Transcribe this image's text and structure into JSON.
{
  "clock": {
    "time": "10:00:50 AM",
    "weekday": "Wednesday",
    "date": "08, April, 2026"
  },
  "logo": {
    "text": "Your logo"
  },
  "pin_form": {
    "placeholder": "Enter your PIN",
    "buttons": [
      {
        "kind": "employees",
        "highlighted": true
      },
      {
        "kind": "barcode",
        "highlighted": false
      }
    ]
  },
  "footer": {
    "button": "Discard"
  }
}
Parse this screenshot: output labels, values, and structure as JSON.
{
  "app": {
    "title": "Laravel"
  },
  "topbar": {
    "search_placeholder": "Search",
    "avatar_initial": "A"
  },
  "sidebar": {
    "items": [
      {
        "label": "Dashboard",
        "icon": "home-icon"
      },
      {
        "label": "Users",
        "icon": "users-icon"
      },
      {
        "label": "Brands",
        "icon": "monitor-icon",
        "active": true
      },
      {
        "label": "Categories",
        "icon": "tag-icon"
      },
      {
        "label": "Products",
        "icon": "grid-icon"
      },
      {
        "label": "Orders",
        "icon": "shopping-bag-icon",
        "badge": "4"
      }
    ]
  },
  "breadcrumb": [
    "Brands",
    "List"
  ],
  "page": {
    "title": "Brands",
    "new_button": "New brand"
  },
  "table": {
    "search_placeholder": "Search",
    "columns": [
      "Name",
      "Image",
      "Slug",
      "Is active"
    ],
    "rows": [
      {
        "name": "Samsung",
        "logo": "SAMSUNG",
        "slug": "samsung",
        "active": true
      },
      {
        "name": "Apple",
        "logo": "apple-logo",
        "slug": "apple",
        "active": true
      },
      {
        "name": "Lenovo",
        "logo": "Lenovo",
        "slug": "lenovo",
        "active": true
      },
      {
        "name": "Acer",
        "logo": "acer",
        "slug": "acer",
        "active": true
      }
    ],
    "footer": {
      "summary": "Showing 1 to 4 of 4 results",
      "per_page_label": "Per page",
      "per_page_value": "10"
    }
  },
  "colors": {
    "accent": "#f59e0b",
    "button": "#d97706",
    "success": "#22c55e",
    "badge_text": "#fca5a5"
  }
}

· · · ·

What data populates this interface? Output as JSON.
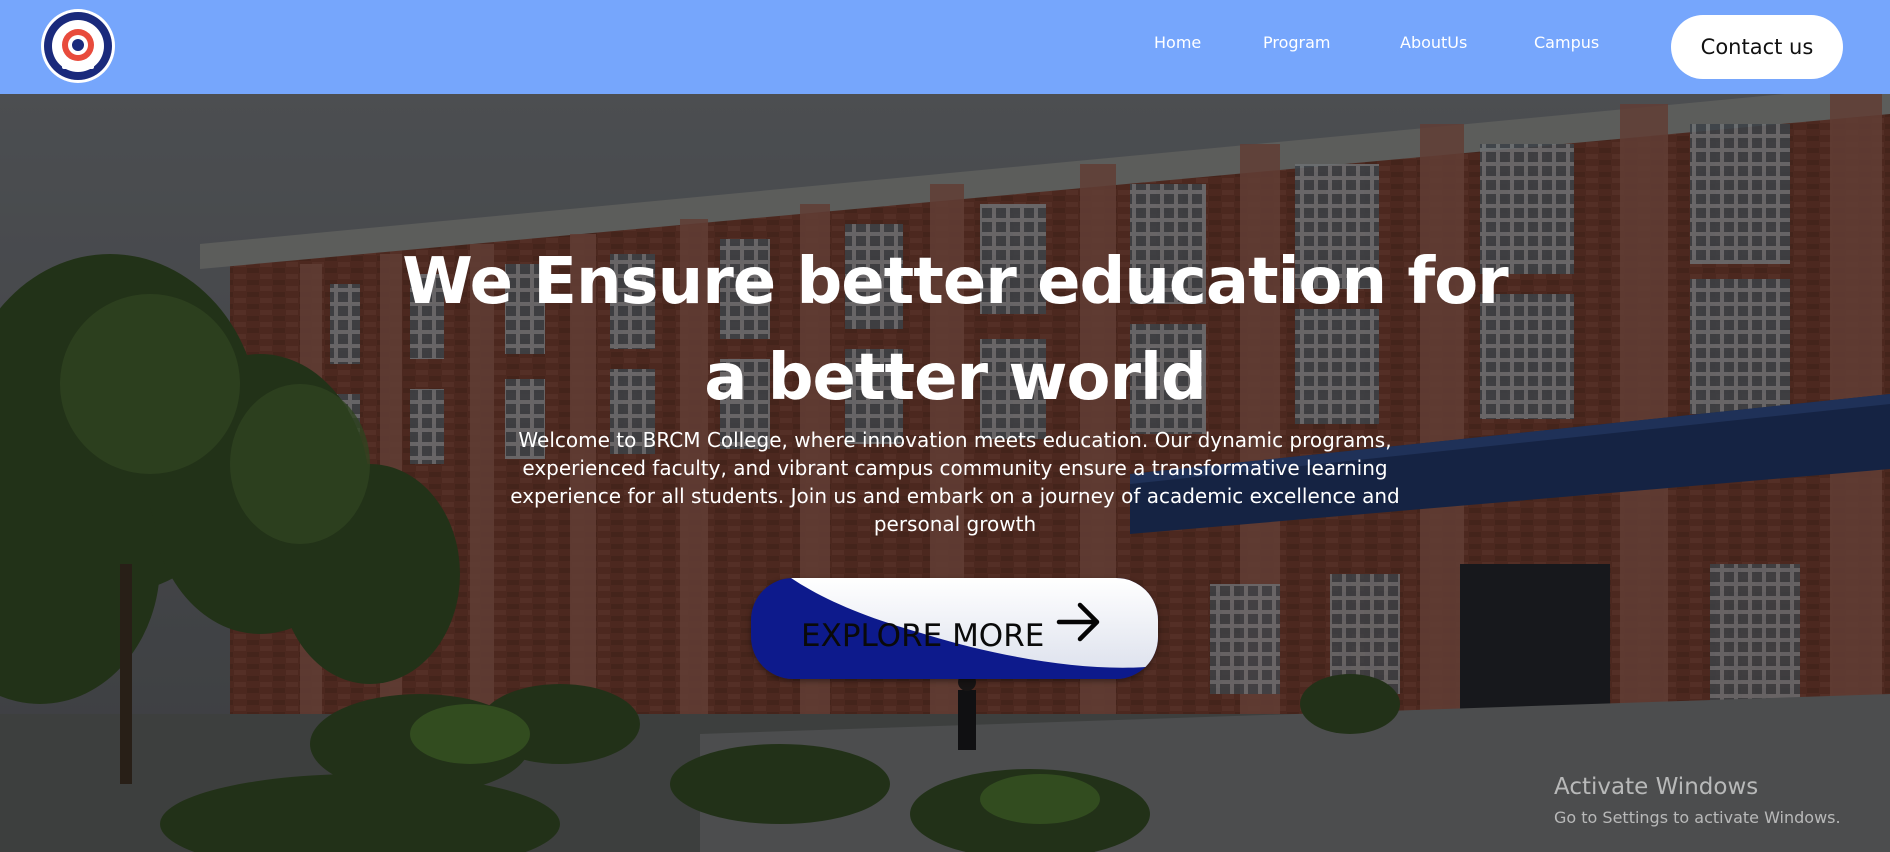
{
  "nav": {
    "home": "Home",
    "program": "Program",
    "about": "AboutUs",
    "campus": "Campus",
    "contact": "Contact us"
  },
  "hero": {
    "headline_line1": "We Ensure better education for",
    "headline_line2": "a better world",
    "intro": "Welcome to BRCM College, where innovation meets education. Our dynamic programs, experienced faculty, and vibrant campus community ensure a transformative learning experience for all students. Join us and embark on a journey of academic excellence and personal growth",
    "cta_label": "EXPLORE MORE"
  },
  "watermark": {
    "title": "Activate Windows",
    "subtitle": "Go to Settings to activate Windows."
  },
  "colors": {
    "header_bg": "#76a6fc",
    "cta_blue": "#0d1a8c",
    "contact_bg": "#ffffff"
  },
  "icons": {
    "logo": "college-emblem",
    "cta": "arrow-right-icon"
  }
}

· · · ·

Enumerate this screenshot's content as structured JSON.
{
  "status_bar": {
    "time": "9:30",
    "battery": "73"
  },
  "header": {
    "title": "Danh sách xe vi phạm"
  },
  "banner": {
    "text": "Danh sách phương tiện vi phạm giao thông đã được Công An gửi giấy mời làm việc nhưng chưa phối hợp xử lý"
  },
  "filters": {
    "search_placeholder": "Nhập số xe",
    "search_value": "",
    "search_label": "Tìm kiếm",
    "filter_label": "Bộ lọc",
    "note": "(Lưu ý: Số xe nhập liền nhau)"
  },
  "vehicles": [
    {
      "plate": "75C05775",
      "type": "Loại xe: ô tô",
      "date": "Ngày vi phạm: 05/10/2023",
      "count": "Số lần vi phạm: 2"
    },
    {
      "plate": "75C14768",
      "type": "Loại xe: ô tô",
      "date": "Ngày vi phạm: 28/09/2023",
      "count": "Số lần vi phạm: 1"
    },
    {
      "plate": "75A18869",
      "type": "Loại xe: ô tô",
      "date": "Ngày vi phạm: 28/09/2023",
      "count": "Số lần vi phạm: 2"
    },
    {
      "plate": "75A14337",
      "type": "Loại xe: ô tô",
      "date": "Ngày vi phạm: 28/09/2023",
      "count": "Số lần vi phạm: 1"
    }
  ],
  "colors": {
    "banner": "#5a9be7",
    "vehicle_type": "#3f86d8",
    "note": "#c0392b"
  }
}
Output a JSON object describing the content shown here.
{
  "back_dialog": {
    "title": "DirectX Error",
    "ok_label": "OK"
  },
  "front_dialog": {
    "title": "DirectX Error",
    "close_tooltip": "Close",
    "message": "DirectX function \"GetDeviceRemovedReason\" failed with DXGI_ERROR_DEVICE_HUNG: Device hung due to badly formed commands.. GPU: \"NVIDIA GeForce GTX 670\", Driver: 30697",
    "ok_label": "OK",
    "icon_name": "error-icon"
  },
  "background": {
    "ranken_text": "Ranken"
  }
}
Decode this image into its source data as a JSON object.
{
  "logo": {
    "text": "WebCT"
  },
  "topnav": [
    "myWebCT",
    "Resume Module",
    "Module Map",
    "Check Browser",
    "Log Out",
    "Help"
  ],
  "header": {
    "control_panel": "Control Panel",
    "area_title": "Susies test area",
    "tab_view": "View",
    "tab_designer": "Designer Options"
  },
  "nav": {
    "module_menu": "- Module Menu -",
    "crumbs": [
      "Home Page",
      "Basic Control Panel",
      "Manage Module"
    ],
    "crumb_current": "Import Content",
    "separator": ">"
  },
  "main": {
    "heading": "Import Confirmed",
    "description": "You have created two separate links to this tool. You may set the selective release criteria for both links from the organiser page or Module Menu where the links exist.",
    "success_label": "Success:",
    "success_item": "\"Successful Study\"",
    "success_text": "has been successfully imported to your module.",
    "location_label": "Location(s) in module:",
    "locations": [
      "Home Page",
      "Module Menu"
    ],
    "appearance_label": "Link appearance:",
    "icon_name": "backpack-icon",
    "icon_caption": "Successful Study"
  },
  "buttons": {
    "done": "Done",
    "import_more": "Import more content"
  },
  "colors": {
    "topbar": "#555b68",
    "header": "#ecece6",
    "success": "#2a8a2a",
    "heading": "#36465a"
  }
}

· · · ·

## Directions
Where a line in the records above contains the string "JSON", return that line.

## Exercise output
Transcribe this image's text and structure into JSON.
Parse this screenshot: output labels, values, and structure as JSON.
What data populates this interface? Output as JSON.
Enumerate this screenshot's content as structured JSON.
Output a JSON object describing the content shown here.
Decode this image into its source data as a JSON object.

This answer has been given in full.